§ **Task prompt**: Reproduce each line of the material exactly, minus any picture.

Input material section start

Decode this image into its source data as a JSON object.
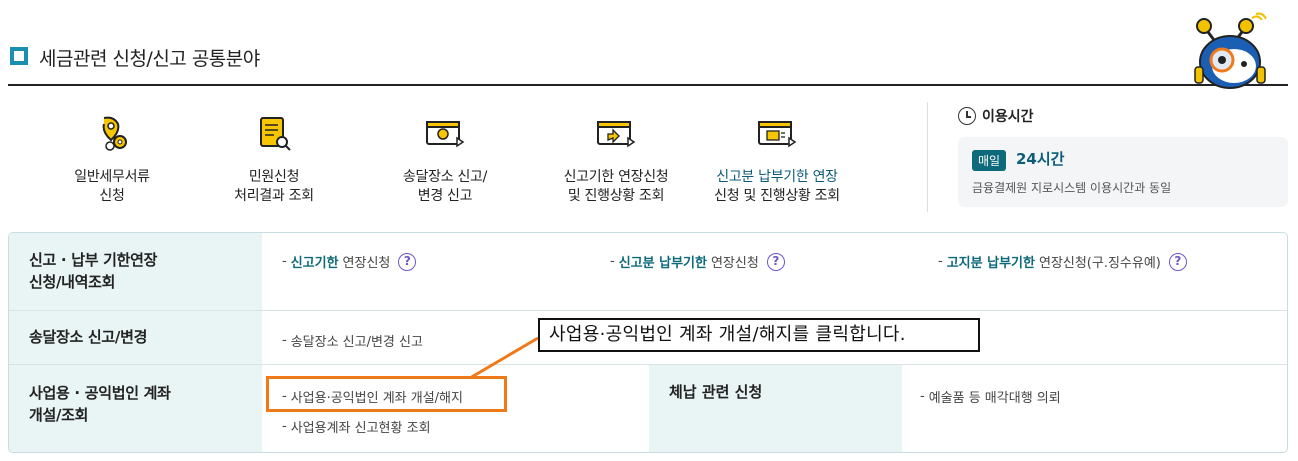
{
  "header": {
    "title": "세금관련 신청/신고 공통분야"
  },
  "menu": [
    {
      "line1": "일반세무서류",
      "line2": "신청",
      "icon": "document-gear-icon"
    },
    {
      "line1": "민원신청",
      "line2": "처리결과 조회",
      "icon": "scroll-search-icon"
    },
    {
      "line1": "송달장소 신고/",
      "line2": "변경 신고",
      "icon": "mail-location-icon"
    },
    {
      "line1": "신고기한 연장신청",
      "line2": "및 진행상황 조회",
      "icon": "clock-extend-icon"
    },
    {
      "line1": "신고분 납부기한 연장",
      "line2": "신청 및 진행상황 조회",
      "icon": "payment-extend-icon"
    }
  ],
  "usage": {
    "title": "이용시간",
    "badge": "매일",
    "hours": "24시간",
    "note": "금융결제원 지로시스템 이용시간과 동일"
  },
  "table": {
    "row1": {
      "header_line1": "신고 · 납부 기한연장",
      "header_line2": "신청/내역조회",
      "links": [
        {
          "highlight": "신고기한",
          "rest": "연장신청"
        },
        {
          "highlight": "신고분 납부기한",
          "rest": "연장신청"
        },
        {
          "highlight": "고지분 납부기한",
          "rest": "연장신청(구.징수유예)"
        }
      ]
    },
    "row2": {
      "header": "송달장소 신고/변경",
      "link": "송달장소 신고/변경 신고"
    },
    "row3": {
      "header_line1": "사업용 · 공익법인 계좌",
      "header_line2": "개설/조회",
      "links": [
        "사업용·공익법인 계좌 개설/해지",
        "사업용계좌 신고현황 조회"
      ],
      "header2": "체납 관련 신청",
      "link2": "예술품 등 매각대행 의뢰"
    }
  },
  "callout": "사업용·공익법인 계좌 개설/해지를 클릭합니다.",
  "colors": {
    "accent": "#0d6a7a",
    "highlight_box": "#f07a1a",
    "row_header_bg": "#e9f4f4"
  }
}
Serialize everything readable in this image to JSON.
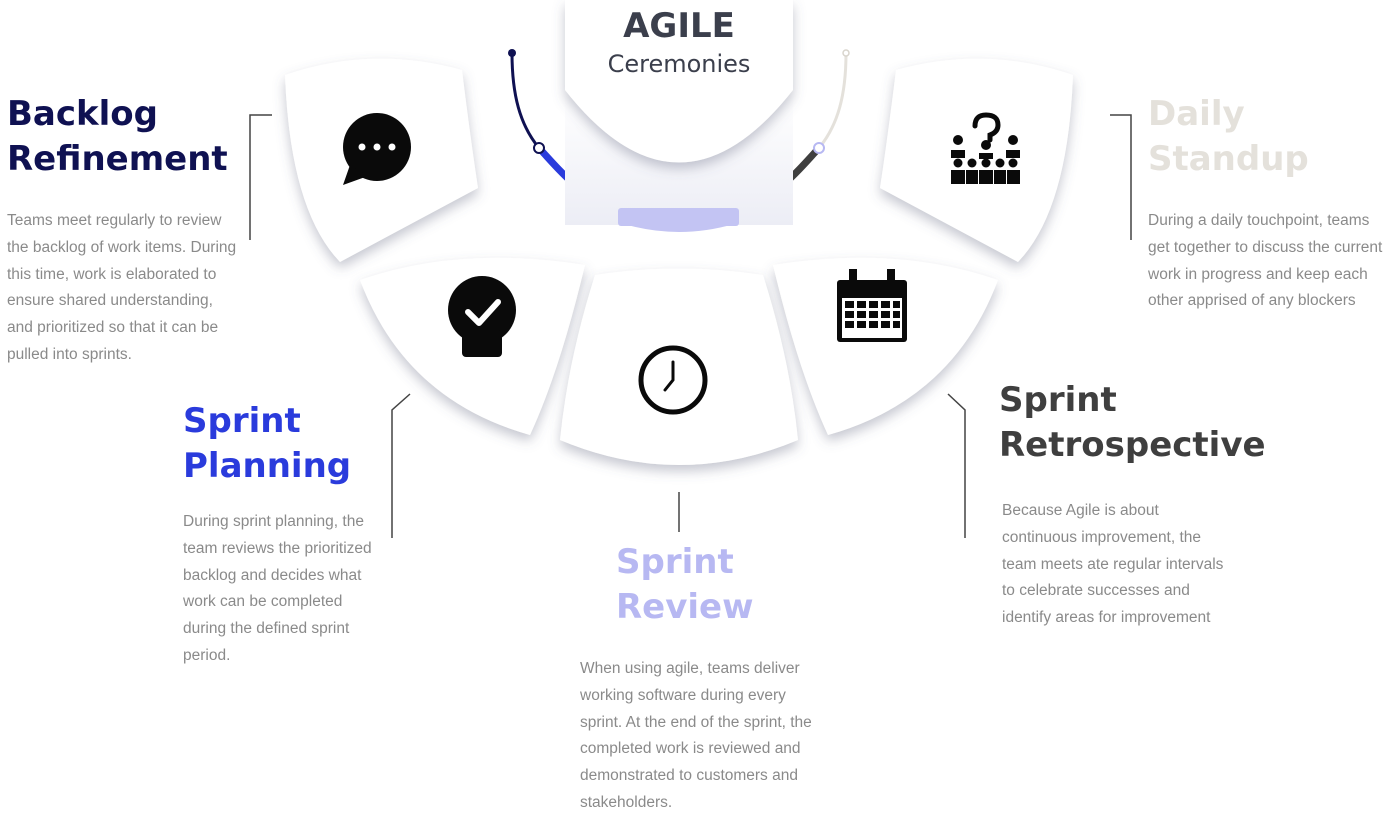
{
  "title": {
    "main": "AGILE",
    "sub": "Ceremonies"
  },
  "colors": {
    "navy": "#0f1152",
    "blue": "#2a3bdc",
    "lavender": "#b7b8f2",
    "dark_gray": "#3f3f3f",
    "light_beige": "#e4e1db",
    "desc_gray": "#8a8a8a"
  },
  "ceremonies": [
    {
      "heading_line1": "Backlog",
      "heading_line2": "Refinement",
      "color": "#0f1152",
      "icon": "chat-bubble-icon",
      "description": "Teams meet regularly to review the backlog of work items. During this time, work is elaborated to ensure shared understanding, and prioritized so that it can be pulled into sprints."
    },
    {
      "heading_line1": "Sprint",
      "heading_line2": "Planning",
      "color": "#2a3bdc",
      "icon": "check-badge-icon",
      "description": "During sprint planning, the team reviews the prioritized backlog and decides what work can be completed during the defined sprint period."
    },
    {
      "heading_line1": "Sprint",
      "heading_line2": "Review",
      "color": "#b7b8f2",
      "icon": "clock-icon",
      "description": "When using agile, teams deliver working software during every sprint. At the end of the sprint, the completed work is reviewed and demonstrated to customers and stakeholders."
    },
    {
      "heading_line1": "Sprint",
      "heading_line2": "Retrospective",
      "color": "#3f3f3f",
      "icon": "calendar-icon",
      "description": "Because Agile is about continuous improvement, the team meets ate regular intervals to celebrate successes and identify areas for improvement"
    },
    {
      "heading_line1": "Daily",
      "heading_line2": "Standup",
      "color": "#e4e1db",
      "icon": "team-question-icon",
      "description": "During a daily touchpoint, teams get together to discuss the current work in progress and keep each other apprised of any blockers"
    }
  ]
}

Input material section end

§ **Expected answer**:
Decode this image into its source data as a JSON object.
{
  "header": {
    "title": "세금관련 신청/신고 공통분야"
  },
  "menu": [
    {
      "line1": "일반세무서류",
      "line2": "신청",
      "icon": "document-gear-icon"
    },
    {
      "line1": "민원신청",
      "line2": "처리결과 조회",
      "icon": "scroll-search-icon"
    },
    {
      "line1": "송달장소 신고/",
      "line2": "변경 신고",
      "icon": "mail-location-icon"
    },
    {
      "line1": "신고기한 연장신청",
      "line2": "및 진행상황 조회",
      "icon": "clock-extend-icon"
    },
    {
      "line1": "신고분 납부기한 연장",
      "line2": "신청 및 진행상황 조회",
      "icon": "payment-extend-icon"
    }
  ],
  "usage": {
    "title": "이용시간",
    "badge": "매일",
    "hours": "24시간",
    "note": "금융결제원 지로시스템 이용시간과 동일"
  },
  "table": {
    "row1": {
      "header_line1": "신고 · 납부 기한연장",
      "header_line2": "신청/내역조회",
      "links": [
        {
          "highlight": "신고기한",
          "rest": "연장신청"
        },
        {
          "highlight": "신고분 납부기한",
          "rest": "연장신청"
        },
        {
          "highlight": "고지분 납부기한",
          "rest": "연장신청(구.징수유예)"
        }
      ]
    },
    "row2": {
      "header": "송달장소 신고/변경",
      "link": "송달장소 신고/변경 신고"
    },
    "row3": {
      "header_line1": "사업용 · 공익법인 계좌",
      "header_line2": "개설/조회",
      "links": [
        "사업용·공익법인 계좌 개설/해지",
        "사업용계좌 신고현황 조회"
      ],
      "header2": "체납 관련 신청",
      "link2": "예술품 등 매각대행 의뢰"
    }
  },
  "callout": "사업용·공익법인 계좌 개설/해지를 클릭합니다.",
  "colors": {
    "accent": "#0d6a7a",
    "highlight_box": "#f07a1a",
    "row_header_bg": "#e9f4f4"
  }
}
Serialize everything readable in this image to JSON.
{
  "title": {
    "main": "AGILE",
    "sub": "Ceremonies"
  },
  "colors": {
    "navy": "#0f1152",
    "blue": "#2a3bdc",
    "lavender": "#b7b8f2",
    "dark_gray": "#3f3f3f",
    "light_beige": "#e4e1db",
    "desc_gray": "#8a8a8a"
  },
  "ceremonies": [
    {
      "heading_line1": "Backlog",
      "heading_line2": "Refinement",
      "color": "#0f1152",
      "icon": "chat-bubble-icon",
      "description": "Teams meet regularly to review the backlog of work items. During this time, work is elaborated to ensure shared understanding, and prioritized so that it can be pulled into sprints."
    },
    {
      "heading_line1": "Sprint",
      "heading_line2": "Planning",
      "color": "#2a3bdc",
      "icon": "check-badge-icon",
      "description": "During sprint planning, the team reviews the prioritized backlog and decides what work can be completed during the defined sprint period."
    },
    {
      "heading_line1": "Sprint",
      "heading_line2": "Review",
      "color": "#b7b8f2",
      "icon": "clock-icon",
      "description": "When using agile, teams deliver working software during every sprint. At the end of the sprint, the completed work is reviewed and demonstrated to customers and stakeholders."
    },
    {
      "heading_line1": "Sprint",
      "heading_line2": "Retrospective",
      "color": "#3f3f3f",
      "icon": "calendar-icon",
      "description": "Because Agile is about continuous improvement, the team meets ate regular intervals to celebrate successes and identify areas for improvement"
    },
    {
      "heading_line1": "Daily",
      "heading_line2": "Standup",
      "color": "#e4e1db",
      "icon": "team-question-icon",
      "description": "During a daily touchpoint, teams get together to discuss the current work in progress and keep each other apprised of any blockers"
    }
  ]
}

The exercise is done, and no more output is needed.